Every year, in Farnham, we have a Heritage Open Weekend. It’s a time when people can peek inside heritage type buildings which are not normally open to the public. Or maybe to see features that the public didn’t realise were there. I’ve blogged about it before but we don’t manage to go every year so I figure it doesn’t hurt to include this short introduction.
And the first place we went to this year was Guitar Village. This is a shop that sells, you’ll never guess…guitars. All sorts of guitars, it’s true, but guitars none-the-less. While that’s not so remarkable, the fact that it’s hidden away just beyond the town centre and not necessarily prey to too much passing traffic and yet seems to flourish, is remarkable. And they are not new. The shop has been there since 1977 and doesn’t look like it’s moving any time soon. While they have been selling guitars since 1977, the building has a much longer history.
It was a Wealdon house which was open halled and built in around 1467. There were some renovations during the Tudor period when the wattle and daub infill was replaced with bricks but, essentially, it hasn’t changed much.

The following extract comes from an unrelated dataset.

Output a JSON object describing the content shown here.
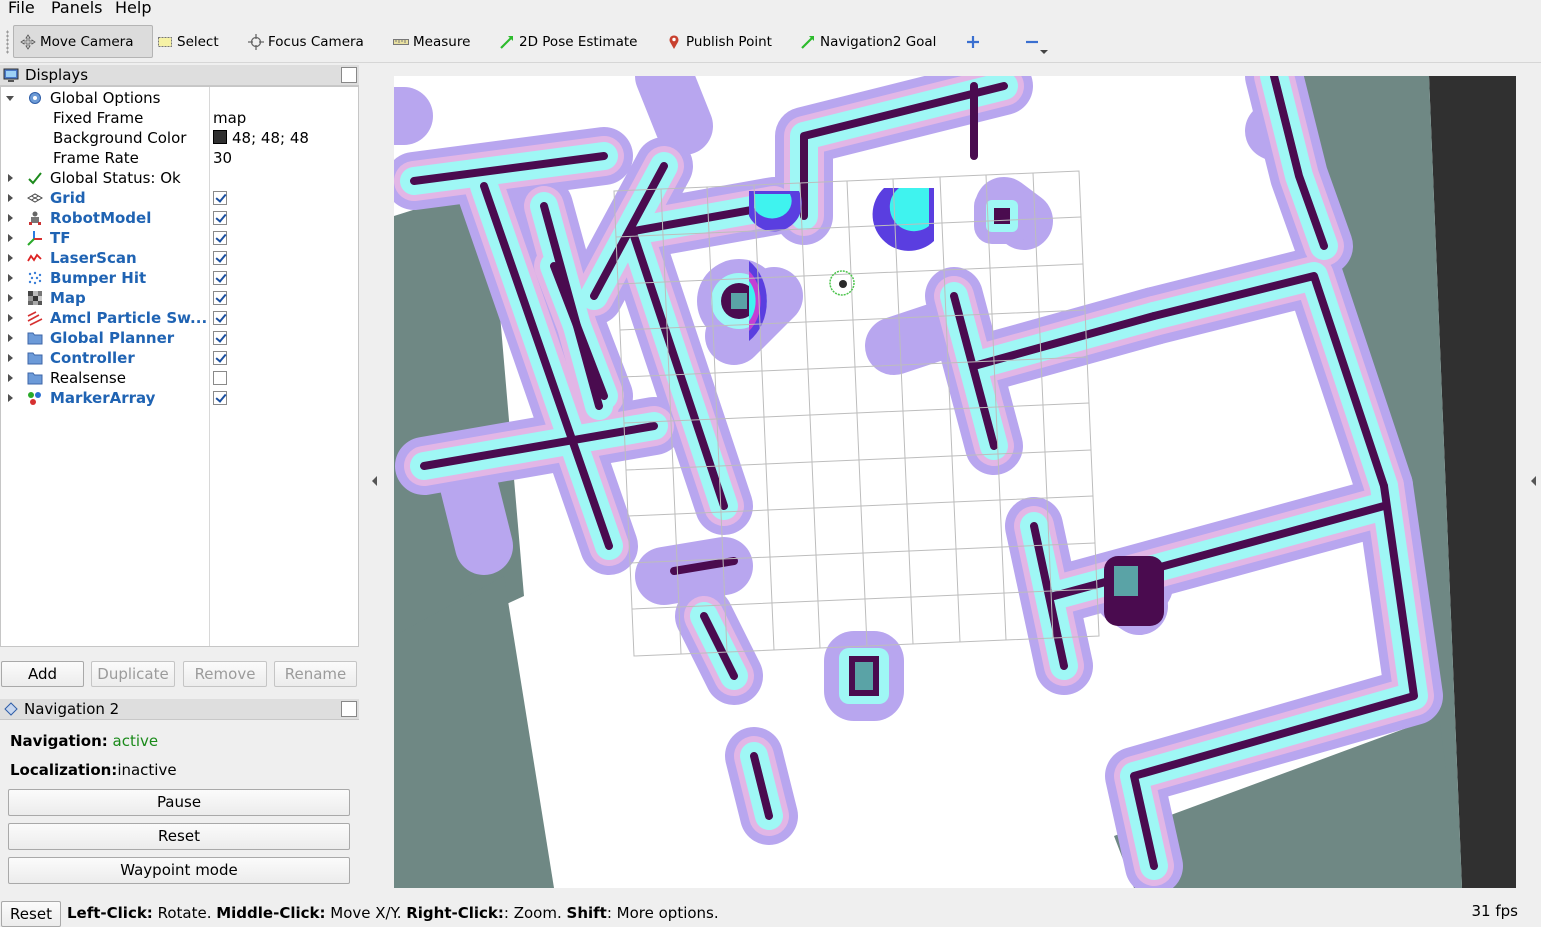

At some point, lots of rooms were added and it’s a bit of a rabbit warren, particularly upstairs, where my favourite room is. It has the most extreme sloping floor I’ve ever seen in a standing building. Seriously, if you rolled over in bed, you’d fall out of the bed and only stop when you hit the wall at the front of the room. Amazing how it still works at all. You can’t really see it in the photo but the roof has some serious level problems as well.
We also popped into the library to see the Culver Room. It seems that Charles I stayed there on the way to London for his execution. We had an interesting chat with an old chap there who pointed out that West Street was most likely the main road from Winchester to London so it made sense for Chuck to stop off at Farnham, particularly given all the pubs.

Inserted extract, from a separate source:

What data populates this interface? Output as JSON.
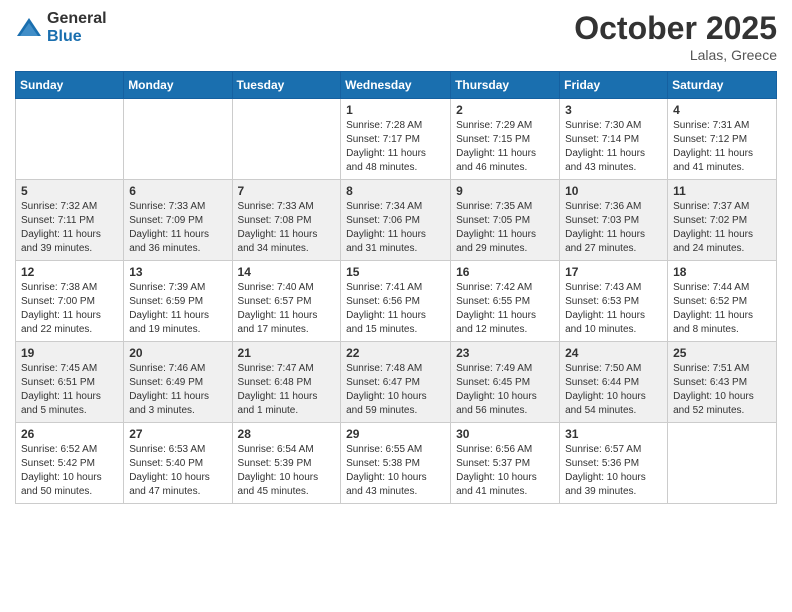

Speaking of pubs, we popped into the Wheatsheaf for a pint and were incredibly surprised. The last time we went in was over 10 years ago and it was a bit dark and gloomy and, frankly, uninviting. Mirinda claimed it was the sort of place you’d walk into and in the corner would be a couple of grizzly old men talking about boats in great detail. Well, not any more it isn’t. It’s been done up a treat (not in a bad way) and was very comfortable and welcoming.
We popped in and out of a few other buildings but the most impressive had to be the jewellery shop with the ornate plaster ceiling. Low down and detailed, the ceiling was the work of a Farnham man who was asked by the Earl of Shaftesbury to prepare an example before making him one at his house in Wimborne. The ceiling in the tiny shop was the example and the Earl liked it and ordered a full size one for his house.
The ceiling, made in the 17th century, was eventually covered over and forgotten until being rediscovered last century. Quite extraordinary.
Before heading back home, we popped around to the church but didn’t get to see the Teddy Bears Tower Leap.
I rather liked the fact that the gravestones and various memorials were being employed as seats and tables for the revellers and children.
After lunch we headed for Thursley where, like the little pest she is, Freya threw herself into the bog. Okay, it wasn’t all her fault. After all she was only following Emma but where the mud only reached halfway up Emma’s legs, it almost covered Freya.
Oddly, by the time we returned to the car she didn’t smell bad anymore, unlike Emma (and Carmen before her). Not that it prevented her getting a bath.